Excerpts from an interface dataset
== == ==
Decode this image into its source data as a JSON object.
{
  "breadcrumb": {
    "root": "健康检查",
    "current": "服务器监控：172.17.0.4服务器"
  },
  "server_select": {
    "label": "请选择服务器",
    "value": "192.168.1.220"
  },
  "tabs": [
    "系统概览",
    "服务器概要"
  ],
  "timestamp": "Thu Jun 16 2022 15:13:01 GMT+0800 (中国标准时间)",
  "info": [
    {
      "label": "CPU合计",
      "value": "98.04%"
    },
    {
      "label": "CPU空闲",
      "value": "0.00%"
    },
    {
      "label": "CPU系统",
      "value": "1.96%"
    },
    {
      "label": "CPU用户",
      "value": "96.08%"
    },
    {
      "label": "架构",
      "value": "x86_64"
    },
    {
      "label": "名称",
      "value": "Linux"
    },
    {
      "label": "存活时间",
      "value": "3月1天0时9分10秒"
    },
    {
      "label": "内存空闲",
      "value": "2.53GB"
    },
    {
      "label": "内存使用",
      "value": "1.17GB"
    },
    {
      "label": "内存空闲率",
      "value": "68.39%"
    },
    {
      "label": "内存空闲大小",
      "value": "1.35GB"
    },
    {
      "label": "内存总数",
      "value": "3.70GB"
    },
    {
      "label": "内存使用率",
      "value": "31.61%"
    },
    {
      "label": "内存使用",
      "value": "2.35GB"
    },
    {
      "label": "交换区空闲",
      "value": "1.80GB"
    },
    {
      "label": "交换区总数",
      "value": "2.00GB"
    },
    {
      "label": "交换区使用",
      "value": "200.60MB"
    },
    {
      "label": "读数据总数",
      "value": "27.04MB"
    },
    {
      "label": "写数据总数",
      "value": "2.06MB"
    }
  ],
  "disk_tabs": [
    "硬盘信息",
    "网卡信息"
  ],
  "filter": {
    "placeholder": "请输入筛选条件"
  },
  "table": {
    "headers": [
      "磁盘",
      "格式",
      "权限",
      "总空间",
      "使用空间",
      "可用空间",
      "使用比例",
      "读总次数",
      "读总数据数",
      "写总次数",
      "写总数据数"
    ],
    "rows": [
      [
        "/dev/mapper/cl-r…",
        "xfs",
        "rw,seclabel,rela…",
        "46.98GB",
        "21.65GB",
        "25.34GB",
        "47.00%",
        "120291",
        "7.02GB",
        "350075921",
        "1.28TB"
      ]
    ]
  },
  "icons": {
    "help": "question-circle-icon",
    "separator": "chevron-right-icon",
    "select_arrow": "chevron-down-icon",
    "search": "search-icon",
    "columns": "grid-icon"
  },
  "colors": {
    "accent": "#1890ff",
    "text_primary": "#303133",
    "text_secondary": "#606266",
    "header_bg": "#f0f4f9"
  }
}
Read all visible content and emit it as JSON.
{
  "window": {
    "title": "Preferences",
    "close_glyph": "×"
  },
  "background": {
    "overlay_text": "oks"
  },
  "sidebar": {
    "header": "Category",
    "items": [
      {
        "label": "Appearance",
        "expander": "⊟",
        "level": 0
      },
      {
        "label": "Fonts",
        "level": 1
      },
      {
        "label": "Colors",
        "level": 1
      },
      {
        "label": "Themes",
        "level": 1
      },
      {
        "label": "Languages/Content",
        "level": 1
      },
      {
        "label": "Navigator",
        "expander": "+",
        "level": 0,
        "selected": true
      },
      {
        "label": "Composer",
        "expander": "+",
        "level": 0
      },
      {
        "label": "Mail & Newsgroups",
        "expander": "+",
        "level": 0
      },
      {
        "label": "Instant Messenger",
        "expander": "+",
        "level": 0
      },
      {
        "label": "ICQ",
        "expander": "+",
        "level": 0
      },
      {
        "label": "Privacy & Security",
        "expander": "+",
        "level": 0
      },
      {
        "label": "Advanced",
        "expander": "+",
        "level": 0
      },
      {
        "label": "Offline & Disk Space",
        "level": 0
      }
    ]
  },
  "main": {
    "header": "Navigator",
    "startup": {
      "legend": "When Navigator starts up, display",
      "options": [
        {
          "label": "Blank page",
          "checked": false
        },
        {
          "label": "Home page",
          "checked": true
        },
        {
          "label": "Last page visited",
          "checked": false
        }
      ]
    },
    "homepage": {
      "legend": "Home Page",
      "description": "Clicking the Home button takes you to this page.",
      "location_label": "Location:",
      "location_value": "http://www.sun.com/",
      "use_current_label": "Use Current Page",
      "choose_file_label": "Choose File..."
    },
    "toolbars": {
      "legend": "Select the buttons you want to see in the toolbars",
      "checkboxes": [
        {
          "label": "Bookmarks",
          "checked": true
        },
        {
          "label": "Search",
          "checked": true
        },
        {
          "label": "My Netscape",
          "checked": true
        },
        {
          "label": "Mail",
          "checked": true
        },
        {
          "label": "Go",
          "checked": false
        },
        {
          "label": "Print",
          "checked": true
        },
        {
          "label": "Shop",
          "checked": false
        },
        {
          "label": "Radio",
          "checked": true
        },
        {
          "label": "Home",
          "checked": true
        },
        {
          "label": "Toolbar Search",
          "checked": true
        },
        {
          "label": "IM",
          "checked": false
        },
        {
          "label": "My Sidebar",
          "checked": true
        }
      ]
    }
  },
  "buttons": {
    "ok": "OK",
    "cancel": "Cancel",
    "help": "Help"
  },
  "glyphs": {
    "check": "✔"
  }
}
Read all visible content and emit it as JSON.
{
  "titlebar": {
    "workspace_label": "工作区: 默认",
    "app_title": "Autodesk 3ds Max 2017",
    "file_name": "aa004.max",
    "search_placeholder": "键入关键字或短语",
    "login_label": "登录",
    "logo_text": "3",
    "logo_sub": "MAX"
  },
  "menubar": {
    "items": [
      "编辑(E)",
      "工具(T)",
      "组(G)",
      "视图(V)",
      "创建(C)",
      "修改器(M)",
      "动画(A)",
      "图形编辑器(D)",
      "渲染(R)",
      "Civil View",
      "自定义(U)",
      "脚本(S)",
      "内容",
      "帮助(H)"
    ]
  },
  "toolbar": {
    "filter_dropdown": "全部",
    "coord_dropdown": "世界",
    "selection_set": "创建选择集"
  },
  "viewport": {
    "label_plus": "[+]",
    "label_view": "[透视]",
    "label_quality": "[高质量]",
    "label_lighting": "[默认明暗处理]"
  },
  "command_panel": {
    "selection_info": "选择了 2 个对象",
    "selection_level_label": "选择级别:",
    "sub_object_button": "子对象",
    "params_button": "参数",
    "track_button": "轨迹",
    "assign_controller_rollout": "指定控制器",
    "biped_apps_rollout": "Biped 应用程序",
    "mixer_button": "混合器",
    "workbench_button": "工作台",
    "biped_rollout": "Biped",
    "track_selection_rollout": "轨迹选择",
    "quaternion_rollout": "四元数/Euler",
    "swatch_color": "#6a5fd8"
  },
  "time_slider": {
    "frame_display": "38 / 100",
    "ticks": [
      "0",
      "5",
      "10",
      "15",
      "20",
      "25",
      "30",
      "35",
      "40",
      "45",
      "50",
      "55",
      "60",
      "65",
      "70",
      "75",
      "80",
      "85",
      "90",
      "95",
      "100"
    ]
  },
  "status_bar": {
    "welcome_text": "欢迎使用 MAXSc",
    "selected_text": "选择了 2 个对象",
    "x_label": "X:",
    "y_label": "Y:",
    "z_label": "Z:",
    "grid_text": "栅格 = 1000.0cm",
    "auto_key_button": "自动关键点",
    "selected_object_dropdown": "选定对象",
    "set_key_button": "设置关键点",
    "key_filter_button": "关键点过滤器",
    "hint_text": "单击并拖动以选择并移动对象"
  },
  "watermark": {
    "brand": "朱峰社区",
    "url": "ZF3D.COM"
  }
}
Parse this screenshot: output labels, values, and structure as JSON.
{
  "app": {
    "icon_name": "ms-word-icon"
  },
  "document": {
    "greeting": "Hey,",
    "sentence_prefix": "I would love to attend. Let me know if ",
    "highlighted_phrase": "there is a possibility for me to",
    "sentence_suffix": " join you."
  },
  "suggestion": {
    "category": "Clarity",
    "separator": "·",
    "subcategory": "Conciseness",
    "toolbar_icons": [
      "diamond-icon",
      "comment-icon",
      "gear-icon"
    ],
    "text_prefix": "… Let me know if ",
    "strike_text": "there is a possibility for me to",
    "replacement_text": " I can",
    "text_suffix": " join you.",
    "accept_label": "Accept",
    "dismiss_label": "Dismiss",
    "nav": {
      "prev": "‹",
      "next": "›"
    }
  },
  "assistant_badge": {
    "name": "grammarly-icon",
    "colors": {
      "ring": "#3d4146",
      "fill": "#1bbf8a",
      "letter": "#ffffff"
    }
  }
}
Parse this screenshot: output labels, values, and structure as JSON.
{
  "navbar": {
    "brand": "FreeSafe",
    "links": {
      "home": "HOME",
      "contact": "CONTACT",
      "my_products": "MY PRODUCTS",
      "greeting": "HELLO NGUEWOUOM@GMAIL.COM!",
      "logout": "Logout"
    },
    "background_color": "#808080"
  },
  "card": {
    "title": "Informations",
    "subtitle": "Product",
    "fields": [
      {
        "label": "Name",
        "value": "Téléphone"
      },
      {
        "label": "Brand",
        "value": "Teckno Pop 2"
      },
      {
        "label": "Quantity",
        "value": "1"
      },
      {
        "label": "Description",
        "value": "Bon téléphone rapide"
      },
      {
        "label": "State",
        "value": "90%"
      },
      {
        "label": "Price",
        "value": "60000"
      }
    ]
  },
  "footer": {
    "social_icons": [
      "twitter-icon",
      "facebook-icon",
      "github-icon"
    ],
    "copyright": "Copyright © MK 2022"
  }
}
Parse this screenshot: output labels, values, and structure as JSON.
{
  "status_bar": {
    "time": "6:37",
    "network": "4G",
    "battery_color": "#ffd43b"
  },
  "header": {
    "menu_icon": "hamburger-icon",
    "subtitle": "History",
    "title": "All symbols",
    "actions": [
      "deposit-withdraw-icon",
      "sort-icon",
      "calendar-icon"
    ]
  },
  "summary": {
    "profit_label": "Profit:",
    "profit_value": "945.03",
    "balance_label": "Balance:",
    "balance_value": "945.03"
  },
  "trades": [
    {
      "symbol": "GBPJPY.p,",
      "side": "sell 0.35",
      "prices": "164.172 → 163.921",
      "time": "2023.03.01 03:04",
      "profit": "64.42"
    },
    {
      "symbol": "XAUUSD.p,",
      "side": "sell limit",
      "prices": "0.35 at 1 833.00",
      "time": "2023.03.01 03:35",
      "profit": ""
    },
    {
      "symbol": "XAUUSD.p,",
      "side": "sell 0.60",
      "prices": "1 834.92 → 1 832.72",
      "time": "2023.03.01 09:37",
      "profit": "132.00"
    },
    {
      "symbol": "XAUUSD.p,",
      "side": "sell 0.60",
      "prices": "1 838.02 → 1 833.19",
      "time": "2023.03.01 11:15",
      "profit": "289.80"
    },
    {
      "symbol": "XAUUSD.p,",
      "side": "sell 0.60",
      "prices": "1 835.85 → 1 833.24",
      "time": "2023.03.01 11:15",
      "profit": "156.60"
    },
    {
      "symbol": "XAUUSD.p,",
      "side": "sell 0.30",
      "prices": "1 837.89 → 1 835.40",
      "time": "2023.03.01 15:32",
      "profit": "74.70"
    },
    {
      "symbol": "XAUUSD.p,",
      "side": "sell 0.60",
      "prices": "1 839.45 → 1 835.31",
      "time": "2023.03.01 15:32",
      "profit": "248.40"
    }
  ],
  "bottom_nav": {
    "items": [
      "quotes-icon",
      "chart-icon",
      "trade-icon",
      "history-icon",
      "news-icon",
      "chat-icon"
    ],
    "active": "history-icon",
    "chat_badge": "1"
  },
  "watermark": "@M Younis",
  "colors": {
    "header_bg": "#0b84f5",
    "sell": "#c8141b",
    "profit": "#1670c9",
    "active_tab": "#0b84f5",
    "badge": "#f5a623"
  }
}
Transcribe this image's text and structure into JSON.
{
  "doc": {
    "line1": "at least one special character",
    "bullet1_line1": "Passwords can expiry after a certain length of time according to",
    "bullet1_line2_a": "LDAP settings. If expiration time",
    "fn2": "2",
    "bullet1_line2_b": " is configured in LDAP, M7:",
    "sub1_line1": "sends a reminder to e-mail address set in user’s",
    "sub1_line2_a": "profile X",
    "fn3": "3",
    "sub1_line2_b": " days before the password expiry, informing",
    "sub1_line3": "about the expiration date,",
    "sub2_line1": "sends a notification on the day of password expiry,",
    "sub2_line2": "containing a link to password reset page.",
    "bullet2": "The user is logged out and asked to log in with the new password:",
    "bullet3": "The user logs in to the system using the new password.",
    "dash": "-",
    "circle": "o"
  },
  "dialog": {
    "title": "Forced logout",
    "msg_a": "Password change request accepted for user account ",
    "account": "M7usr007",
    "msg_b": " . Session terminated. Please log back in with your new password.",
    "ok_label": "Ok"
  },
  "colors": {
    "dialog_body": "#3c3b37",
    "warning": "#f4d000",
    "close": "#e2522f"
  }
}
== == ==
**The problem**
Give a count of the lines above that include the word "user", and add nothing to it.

**Solution below**
4